PROBLEM REQUIREMENTS:
Among the lines of the records, please find those that contain the word "endtime" and copy them.
......
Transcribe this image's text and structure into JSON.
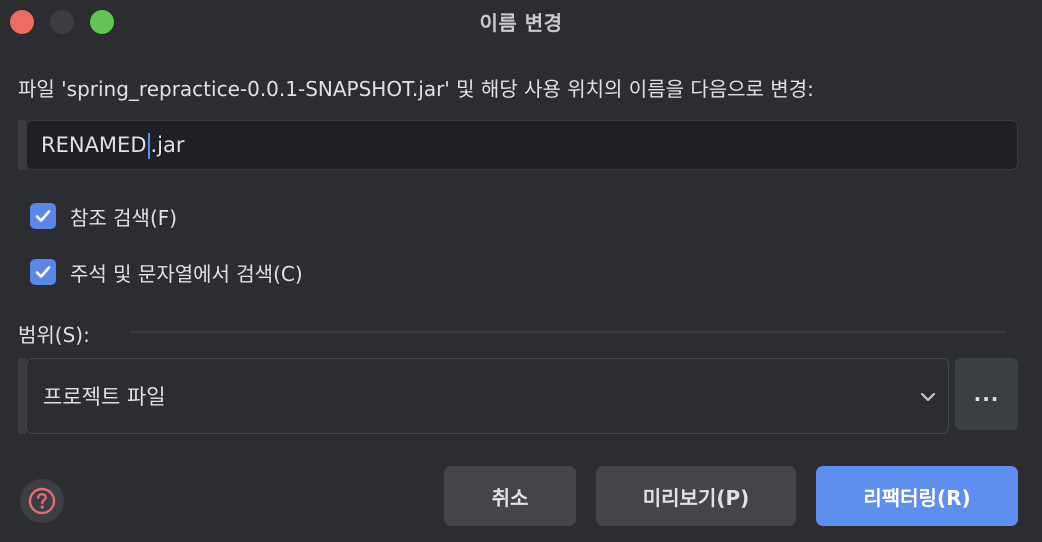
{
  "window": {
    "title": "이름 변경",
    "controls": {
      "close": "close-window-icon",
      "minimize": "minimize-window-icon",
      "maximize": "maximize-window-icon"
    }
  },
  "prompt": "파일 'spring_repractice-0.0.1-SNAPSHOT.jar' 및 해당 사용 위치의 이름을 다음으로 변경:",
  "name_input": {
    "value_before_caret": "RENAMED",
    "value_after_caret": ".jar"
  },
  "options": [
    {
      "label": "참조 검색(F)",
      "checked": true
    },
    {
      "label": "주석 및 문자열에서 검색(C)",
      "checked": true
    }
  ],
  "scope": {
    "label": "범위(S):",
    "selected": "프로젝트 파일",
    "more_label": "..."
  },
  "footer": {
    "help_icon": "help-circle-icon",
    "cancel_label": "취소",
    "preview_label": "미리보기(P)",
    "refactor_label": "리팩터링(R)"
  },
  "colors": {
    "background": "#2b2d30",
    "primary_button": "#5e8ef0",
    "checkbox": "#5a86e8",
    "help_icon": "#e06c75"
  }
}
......
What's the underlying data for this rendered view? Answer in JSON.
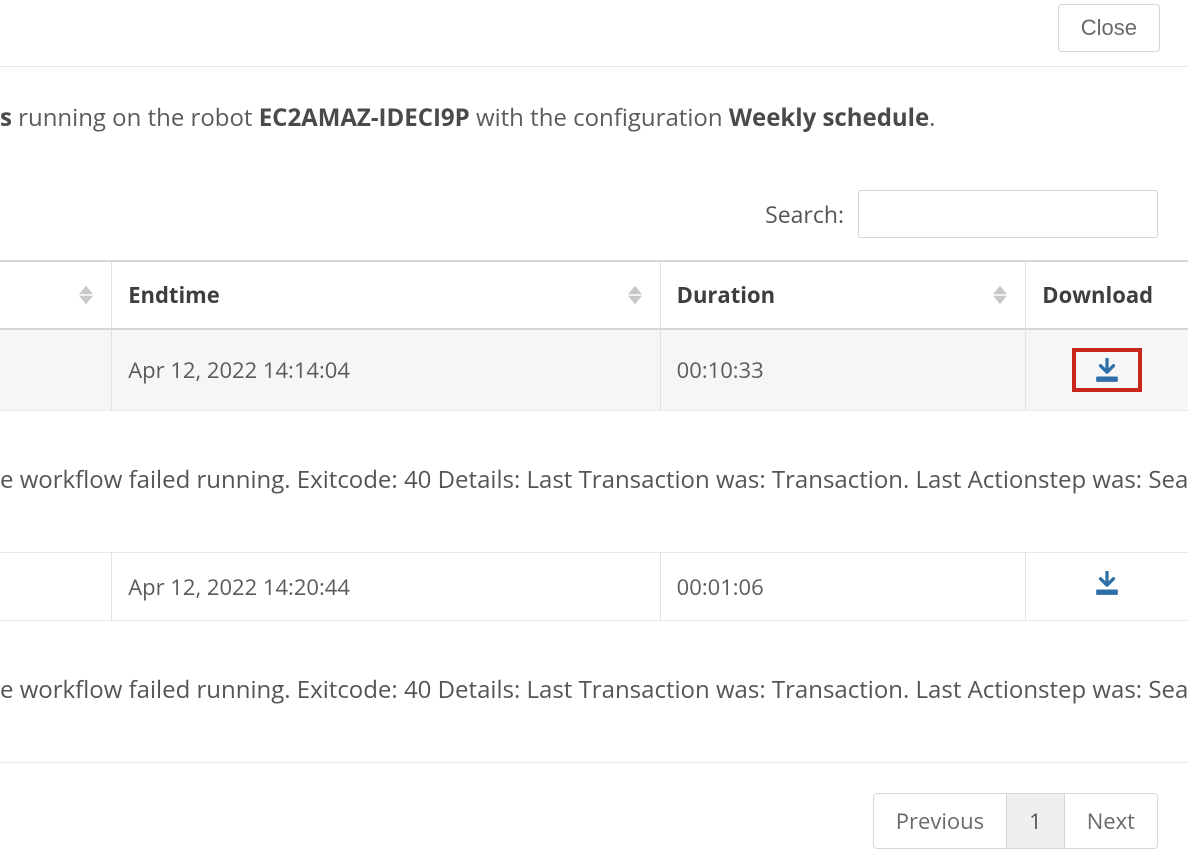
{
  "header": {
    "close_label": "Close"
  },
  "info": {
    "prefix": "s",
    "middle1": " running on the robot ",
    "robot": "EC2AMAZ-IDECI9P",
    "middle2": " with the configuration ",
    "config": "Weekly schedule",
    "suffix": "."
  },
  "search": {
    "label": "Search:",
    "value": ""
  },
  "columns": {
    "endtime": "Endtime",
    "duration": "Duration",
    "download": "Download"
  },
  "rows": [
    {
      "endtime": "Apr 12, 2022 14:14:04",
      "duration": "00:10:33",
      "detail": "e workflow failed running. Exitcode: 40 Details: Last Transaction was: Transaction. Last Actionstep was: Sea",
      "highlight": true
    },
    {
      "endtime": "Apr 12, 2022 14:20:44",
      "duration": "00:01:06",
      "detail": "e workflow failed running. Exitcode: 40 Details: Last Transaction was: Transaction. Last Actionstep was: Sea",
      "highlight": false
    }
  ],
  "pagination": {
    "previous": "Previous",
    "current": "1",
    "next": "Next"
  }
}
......
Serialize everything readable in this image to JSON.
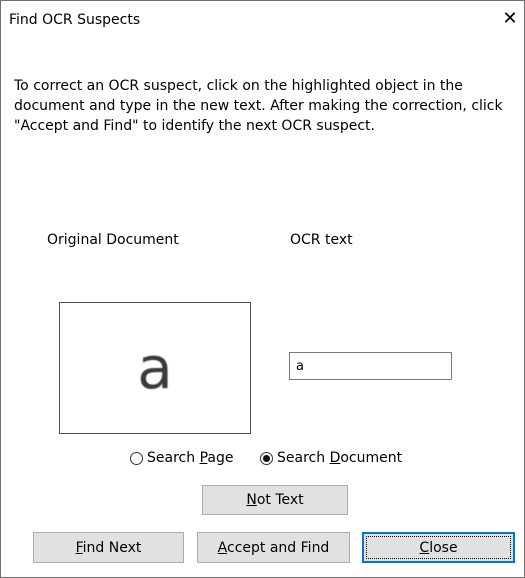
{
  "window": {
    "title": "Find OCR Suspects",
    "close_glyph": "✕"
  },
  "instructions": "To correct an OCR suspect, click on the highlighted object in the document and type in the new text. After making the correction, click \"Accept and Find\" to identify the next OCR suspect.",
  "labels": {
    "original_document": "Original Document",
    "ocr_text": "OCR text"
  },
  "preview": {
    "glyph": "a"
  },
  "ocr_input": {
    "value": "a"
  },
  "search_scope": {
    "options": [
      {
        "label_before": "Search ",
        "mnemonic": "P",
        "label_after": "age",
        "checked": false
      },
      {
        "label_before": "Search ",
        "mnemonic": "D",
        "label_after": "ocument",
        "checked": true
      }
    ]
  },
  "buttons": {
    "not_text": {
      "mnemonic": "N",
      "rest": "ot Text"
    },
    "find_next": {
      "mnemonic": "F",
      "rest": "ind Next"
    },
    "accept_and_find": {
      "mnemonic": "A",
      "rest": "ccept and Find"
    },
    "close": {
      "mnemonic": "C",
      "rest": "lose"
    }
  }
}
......
EXERCISE RESULT:
    "endtime": "Endtime",
      "endtime": "Apr 12, 2022 14:14:04",
      "endtime": "Apr 12, 2022 14:20:44",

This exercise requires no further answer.